Hart, RHG, Gladwin MT, Gwyther RL, Agnew DC, Wyatt FK.  1996.  Tidal calibration of borehole strain meters: Removing the effects of small-scale inhomogeneity. Journal of Geophysical Research-Solid Earth. 101:25553-25571.   10.1029/96jb02273   AbstractWebsite

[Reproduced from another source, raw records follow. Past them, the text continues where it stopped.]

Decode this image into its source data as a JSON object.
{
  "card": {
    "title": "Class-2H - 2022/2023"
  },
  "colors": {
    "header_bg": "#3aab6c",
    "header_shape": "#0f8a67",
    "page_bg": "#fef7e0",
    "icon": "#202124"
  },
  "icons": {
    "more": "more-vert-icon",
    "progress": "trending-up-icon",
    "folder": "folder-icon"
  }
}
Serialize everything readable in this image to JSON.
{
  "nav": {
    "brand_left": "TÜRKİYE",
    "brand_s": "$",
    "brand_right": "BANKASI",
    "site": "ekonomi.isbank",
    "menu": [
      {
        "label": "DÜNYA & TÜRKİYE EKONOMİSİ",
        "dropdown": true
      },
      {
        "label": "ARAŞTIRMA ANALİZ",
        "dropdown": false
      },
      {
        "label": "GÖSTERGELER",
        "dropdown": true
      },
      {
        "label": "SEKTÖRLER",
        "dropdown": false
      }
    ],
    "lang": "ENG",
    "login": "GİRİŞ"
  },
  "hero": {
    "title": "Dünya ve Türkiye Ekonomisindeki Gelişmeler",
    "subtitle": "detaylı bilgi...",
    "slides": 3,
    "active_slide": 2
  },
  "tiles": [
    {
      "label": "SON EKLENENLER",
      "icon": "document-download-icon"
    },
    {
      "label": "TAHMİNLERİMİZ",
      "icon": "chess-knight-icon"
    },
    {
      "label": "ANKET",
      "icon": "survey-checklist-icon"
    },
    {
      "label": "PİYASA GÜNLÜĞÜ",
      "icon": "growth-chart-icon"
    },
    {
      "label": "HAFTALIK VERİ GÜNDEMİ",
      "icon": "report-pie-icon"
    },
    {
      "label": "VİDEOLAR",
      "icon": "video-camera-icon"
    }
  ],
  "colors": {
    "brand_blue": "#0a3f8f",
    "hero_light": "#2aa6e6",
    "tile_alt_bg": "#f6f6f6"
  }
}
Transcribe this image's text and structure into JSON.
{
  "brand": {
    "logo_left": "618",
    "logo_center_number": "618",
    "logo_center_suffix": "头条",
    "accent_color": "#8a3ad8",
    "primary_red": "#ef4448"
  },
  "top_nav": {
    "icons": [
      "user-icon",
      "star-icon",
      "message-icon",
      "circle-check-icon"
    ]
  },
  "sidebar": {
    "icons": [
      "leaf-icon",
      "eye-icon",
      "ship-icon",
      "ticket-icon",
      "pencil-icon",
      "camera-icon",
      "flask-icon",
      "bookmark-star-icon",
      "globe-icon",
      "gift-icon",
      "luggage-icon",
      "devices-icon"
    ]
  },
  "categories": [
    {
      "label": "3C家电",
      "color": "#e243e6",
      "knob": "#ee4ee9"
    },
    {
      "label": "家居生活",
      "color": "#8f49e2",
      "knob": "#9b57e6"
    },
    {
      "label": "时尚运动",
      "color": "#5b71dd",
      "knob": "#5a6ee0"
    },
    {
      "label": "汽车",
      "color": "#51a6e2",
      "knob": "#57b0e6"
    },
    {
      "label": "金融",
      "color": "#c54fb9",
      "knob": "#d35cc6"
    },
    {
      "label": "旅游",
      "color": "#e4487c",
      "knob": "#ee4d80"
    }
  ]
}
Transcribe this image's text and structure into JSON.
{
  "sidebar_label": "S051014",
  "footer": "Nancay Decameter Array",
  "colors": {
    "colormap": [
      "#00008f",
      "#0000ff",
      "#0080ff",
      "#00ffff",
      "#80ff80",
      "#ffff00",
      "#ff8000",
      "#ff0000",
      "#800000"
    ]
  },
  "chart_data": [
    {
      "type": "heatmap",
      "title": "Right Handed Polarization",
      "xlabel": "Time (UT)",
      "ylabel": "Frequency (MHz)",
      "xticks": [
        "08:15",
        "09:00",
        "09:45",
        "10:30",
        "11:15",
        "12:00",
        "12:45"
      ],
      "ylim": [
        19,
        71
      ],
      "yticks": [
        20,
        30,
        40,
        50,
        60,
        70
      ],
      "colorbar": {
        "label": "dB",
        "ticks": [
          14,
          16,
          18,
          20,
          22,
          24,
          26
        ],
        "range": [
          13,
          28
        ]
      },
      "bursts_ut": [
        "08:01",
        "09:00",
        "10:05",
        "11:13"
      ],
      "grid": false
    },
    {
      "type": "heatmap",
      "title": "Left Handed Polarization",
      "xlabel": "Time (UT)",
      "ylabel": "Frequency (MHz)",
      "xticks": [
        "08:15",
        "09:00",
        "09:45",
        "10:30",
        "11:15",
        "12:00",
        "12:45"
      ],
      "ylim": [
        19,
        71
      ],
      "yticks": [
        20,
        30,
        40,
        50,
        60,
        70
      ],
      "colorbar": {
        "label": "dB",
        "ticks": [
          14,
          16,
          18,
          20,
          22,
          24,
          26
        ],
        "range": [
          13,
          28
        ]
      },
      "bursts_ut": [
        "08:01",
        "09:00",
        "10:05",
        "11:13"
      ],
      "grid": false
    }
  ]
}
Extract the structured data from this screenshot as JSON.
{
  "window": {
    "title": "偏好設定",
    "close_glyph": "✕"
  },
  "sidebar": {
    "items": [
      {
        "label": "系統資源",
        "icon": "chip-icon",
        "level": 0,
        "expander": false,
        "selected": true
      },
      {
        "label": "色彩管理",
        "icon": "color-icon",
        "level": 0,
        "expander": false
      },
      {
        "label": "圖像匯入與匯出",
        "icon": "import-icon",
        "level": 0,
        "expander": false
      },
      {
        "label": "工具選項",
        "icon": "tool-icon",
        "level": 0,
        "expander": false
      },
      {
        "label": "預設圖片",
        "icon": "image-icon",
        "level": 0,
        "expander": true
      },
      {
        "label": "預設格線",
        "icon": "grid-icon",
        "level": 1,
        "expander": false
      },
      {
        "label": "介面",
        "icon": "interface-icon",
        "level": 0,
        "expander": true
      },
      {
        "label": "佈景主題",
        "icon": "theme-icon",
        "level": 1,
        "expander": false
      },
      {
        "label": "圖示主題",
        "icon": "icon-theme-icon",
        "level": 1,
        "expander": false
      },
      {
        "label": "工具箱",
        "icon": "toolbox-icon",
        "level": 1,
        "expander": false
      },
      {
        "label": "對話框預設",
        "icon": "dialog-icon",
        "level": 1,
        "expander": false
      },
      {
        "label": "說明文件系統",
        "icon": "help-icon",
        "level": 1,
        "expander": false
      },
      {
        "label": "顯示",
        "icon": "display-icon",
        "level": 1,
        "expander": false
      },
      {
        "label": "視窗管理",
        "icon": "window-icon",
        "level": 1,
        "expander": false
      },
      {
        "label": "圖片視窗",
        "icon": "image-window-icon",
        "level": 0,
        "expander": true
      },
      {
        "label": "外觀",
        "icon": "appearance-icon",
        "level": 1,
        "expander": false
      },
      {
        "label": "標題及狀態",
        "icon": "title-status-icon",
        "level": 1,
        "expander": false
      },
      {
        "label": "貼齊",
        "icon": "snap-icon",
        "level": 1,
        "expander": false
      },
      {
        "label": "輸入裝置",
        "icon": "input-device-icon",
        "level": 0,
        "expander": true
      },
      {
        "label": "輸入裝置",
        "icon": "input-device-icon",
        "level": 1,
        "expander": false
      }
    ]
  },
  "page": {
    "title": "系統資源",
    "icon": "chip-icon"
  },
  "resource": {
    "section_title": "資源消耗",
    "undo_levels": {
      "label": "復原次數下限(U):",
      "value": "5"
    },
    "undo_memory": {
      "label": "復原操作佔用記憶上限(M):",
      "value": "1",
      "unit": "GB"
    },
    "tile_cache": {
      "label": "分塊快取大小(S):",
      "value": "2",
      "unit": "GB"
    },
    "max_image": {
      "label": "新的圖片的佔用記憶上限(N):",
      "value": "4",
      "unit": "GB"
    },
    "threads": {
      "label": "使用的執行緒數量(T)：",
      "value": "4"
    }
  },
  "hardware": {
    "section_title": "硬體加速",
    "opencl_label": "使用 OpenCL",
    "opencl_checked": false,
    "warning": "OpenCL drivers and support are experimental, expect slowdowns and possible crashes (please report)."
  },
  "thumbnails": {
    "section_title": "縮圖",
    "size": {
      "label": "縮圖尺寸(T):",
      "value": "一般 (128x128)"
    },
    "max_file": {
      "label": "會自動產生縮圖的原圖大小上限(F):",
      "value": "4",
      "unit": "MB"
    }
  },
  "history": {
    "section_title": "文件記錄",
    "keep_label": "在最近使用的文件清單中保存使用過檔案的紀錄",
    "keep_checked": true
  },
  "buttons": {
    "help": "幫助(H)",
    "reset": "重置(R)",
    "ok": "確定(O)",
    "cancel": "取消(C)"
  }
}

We investigate the estimation of Earth strain from borehole strain meter data in a study of tidal calibration of the Gladwin borehole tensor strain meter (BTSM) at Pinon Flat. Small-scale geological inhomogeneity is one of several effects examined that cross couple remote areal/shear strain into measured areal/shear strain. A methodology is developed for incorporating cross coupling into the strain meter calibration. Using the measured strain tides from the colocated laser strain meter (LSM) as a reference, we show that calibration of the BTSM with cross coupling removes systematic errors of up to 30% in the borehole strain meter tides. This calibration accurately relates the BTSM measurements to strains at the scale length of the LSM, about 1 km. The calibration technique provides a solution to a major criticism of all short-baseline strain measurements, namely, that tectonic strains are not representatively sampled due to small-scale inhomogeneities. The technique removes errors potentially greater than 50% in observed strain offsets from fault slip, permitting improved constraint of slip mechanisms. We show that current theoretical estimates of strain tides in the instrument locality are not yet of sufficient accuracy for cross-coupled calibration. Comparison of theoretical tides with measurements from the LSM suggest that at least half of the error is in the ocean load tide estimates.